2. Expertise in the line of business (Marc's e-commerce experience is a big plus for jet.com acquision by Walmart, and Walmart admits his expertise is much needed).

And last but not least,
3. Business similarity and customer base advantage: (Microsoft's failed bid forYahoo, but successful for Verizon with similar strategy)

Alan W. Urech

August 10th, 2016

There are many reasons that big companies buy startups, as I did when I worked for a startup that grew into to a factory.   In no particular order, one is for customer acquisition, second is for their technology/ know-how, third is to get them off the street because they are better then what the big company has in its product line (I have done this), fourth is for their name requisition, fifth is for their management/staff team. sixth is to get a lighthouse in their geographic location and seventh is because of the cash they have in their pockets.  Hope this helps.

Dimitry Rotstein Founder at Miranor

August 9th, 2016

> a bit much to imply startup founders pretend or make things seem to be what they
> are not in order to get acquired

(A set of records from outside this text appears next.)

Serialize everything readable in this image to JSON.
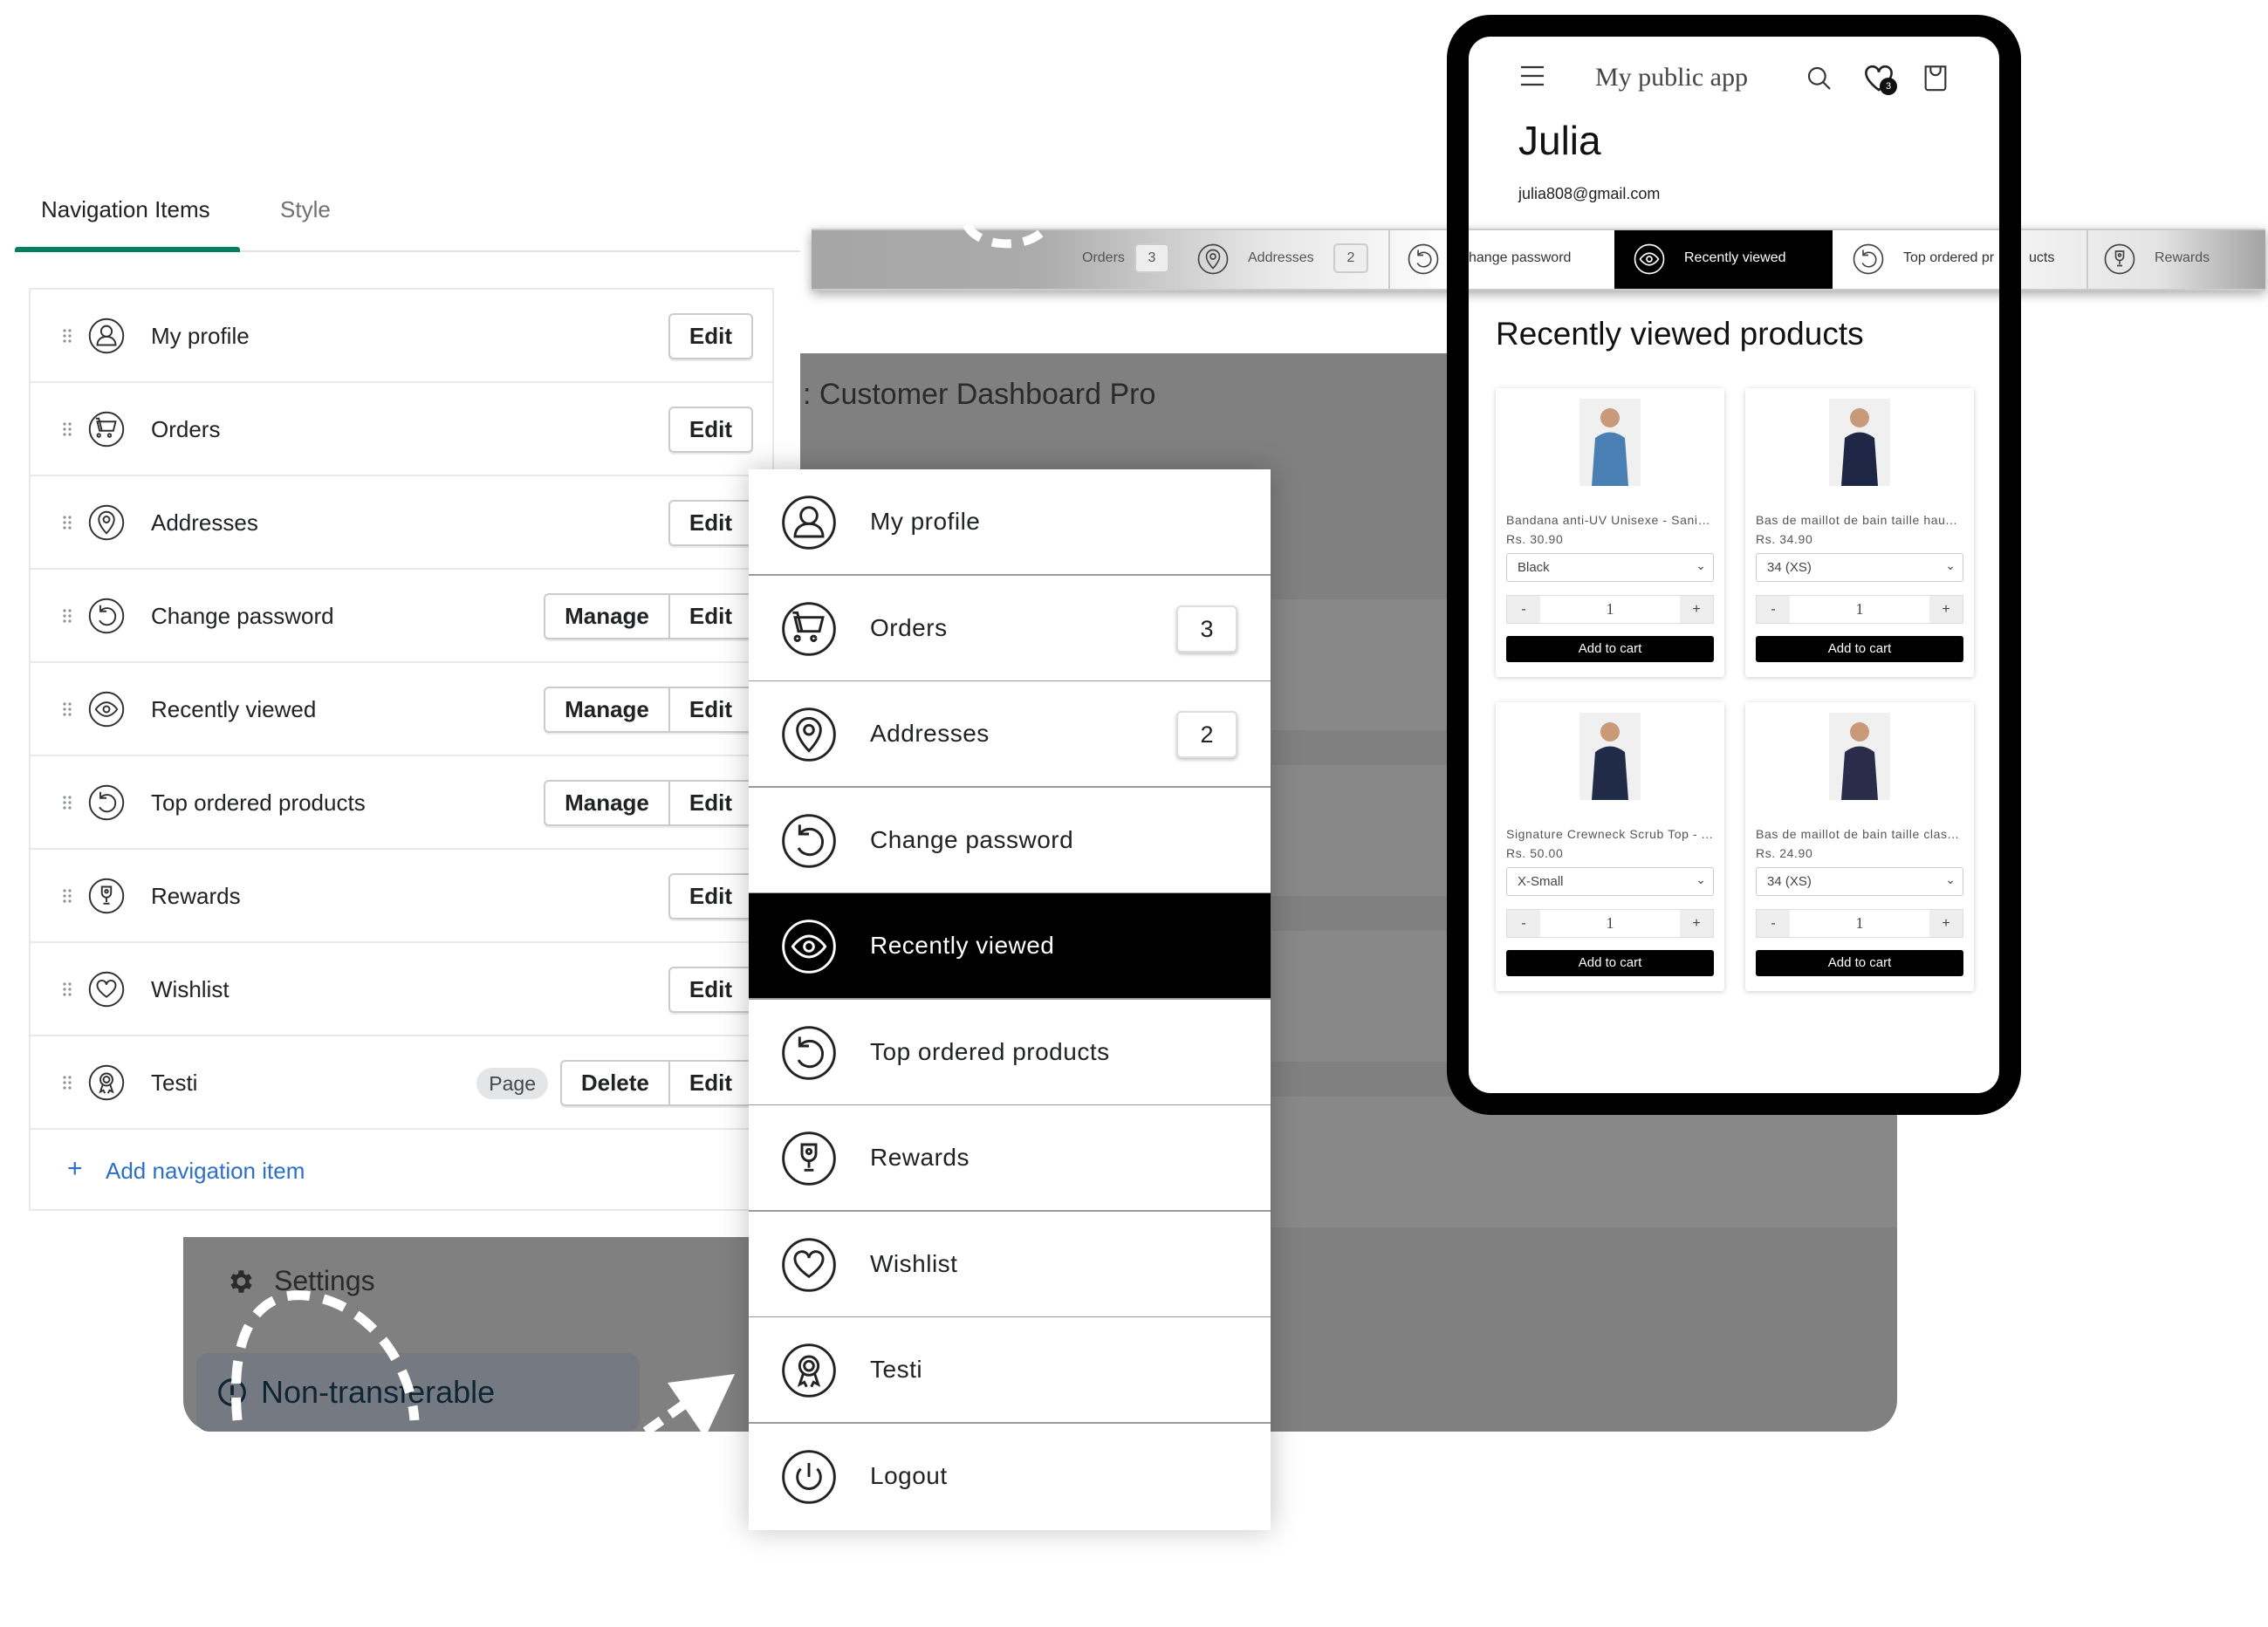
{
  "admin": {
    "tabs": [
      "Navigation Items",
      "Style"
    ],
    "active_tab": 0,
    "accent_color": "#008060",
    "edit_label": "Edit",
    "manage_label": "Manage",
    "delete_label": "Delete",
    "page_badge": "Page",
    "add_label": "Add navigation item",
    "items": [
      {
        "label": "My profile",
        "icon": "user"
      },
      {
        "label": "Orders",
        "icon": "cart"
      },
      {
        "label": "Addresses",
        "icon": "pin"
      },
      {
        "label": "Change password",
        "icon": "refresh",
        "manage": true
      },
      {
        "label": "Recently viewed",
        "icon": "eye",
        "manage": true
      },
      {
        "label": "Top ordered products",
        "icon": "refresh",
        "manage": true
      },
      {
        "label": "Rewards",
        "icon": "trophy"
      },
      {
        "label": "Wishlist",
        "icon": "heart"
      },
      {
        "label": "Testi",
        "icon": "award",
        "page": true,
        "delete": true
      }
    ]
  },
  "backdrop": {
    "title": ": Customer Dashboard Pro",
    "settings": "Settings",
    "non_transferable": "Non-transferable"
  },
  "menu": {
    "items": [
      {
        "label": "My profile",
        "icon": "user"
      },
      {
        "label": "Orders",
        "icon": "cart",
        "count": "3"
      },
      {
        "label": "Addresses",
        "icon": "pin",
        "count": "2"
      },
      {
        "label": "Change password",
        "icon": "refresh"
      },
      {
        "label": "Recently viewed",
        "icon": "eye",
        "active": true
      },
      {
        "label": "Top ordered products",
        "icon": "refresh"
      },
      {
        "label": "Rewards",
        "icon": "trophy"
      },
      {
        "label": "Wishlist",
        "icon": "heart"
      },
      {
        "label": "Testi",
        "icon": "award"
      },
      {
        "label": "Logout",
        "icon": "power"
      }
    ]
  },
  "strip": {
    "orders": "Orders",
    "orders_count": "3",
    "addresses": "Addresses",
    "addresses_count": "2",
    "change_password": "hange password",
    "recently_viewed": "Recently viewed",
    "top_ordered": "Top ordered pr",
    "top_ordered_tail": "ucts",
    "rewards": "Rewards"
  },
  "phone": {
    "app_title": "My public app",
    "wishlist_count": "3",
    "name": "Julia",
    "email": "julia808@gmail.com",
    "section_title": "Recently viewed products",
    "add_to_cart": "Add to cart",
    "products": [
      {
        "title": "Bandana anti-UV Unisexe - Sanib...",
        "price": "Rs. 30.90",
        "variant": "Black",
        "qty": "1",
        "color": "#4a7fb3"
      },
      {
        "title": "Bas de maillot de bain taille hau...",
        "price": "Rs. 34.90",
        "variant": "34 (XS)",
        "qty": "1",
        "color": "#1d2645"
      },
      {
        "title": "Signature Crewneck Scrub Top - ...",
        "price": "Rs. 50.00",
        "variant": "X-Small",
        "qty": "1",
        "color": "#1f2b47"
      },
      {
        "title": "Bas de maillot de bain taille clas...",
        "price": "Rs. 24.90",
        "variant": "34 (XS)",
        "qty": "1",
        "color": "#2a2d4a"
      }
    ]
  }
}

For the record, I'm not suggesting that one should deceive the acquirers (or anyone else for that matter). I'm not even sure it's possible with due diligence and all. But certain things are intangible or non-deterministic, like a brand value or growth extrapolation, and leave some perfectly valid room for imagination :-)

> The best exist strategy is to build a solid business first.

Sure, but it's not the only strategy that worksThere are a lot of startups that make some nice exits while still being unprofitable. Besides, if you manage to build a successful and stable business (if that's your definition of "solid"), then perhaps you need not an acquisition, but an IPO.

Rafiq Ahmed

August 9th, 2016

While it's important to have exit strategy and potential acquirers identified early and updated as you go along, it seems a bit much to imply startup founders pretend or make things seem to be what they are not in order to get acquired. The best exist strategy is to build a solid business first.

Josh McCormack Owner, InteractiveQA - Marketing, Web Dev, Testing, Data & Market Analysis

August 10th, 2016

Big companies often punish experimentation, risk taking and innovation. They end up with extra cash on their books. Buying startups give them the output of risky innovation, and the fresh thinking employees. What often happens subsequently is the startup is not properly integrated, and innovation is still discouraged.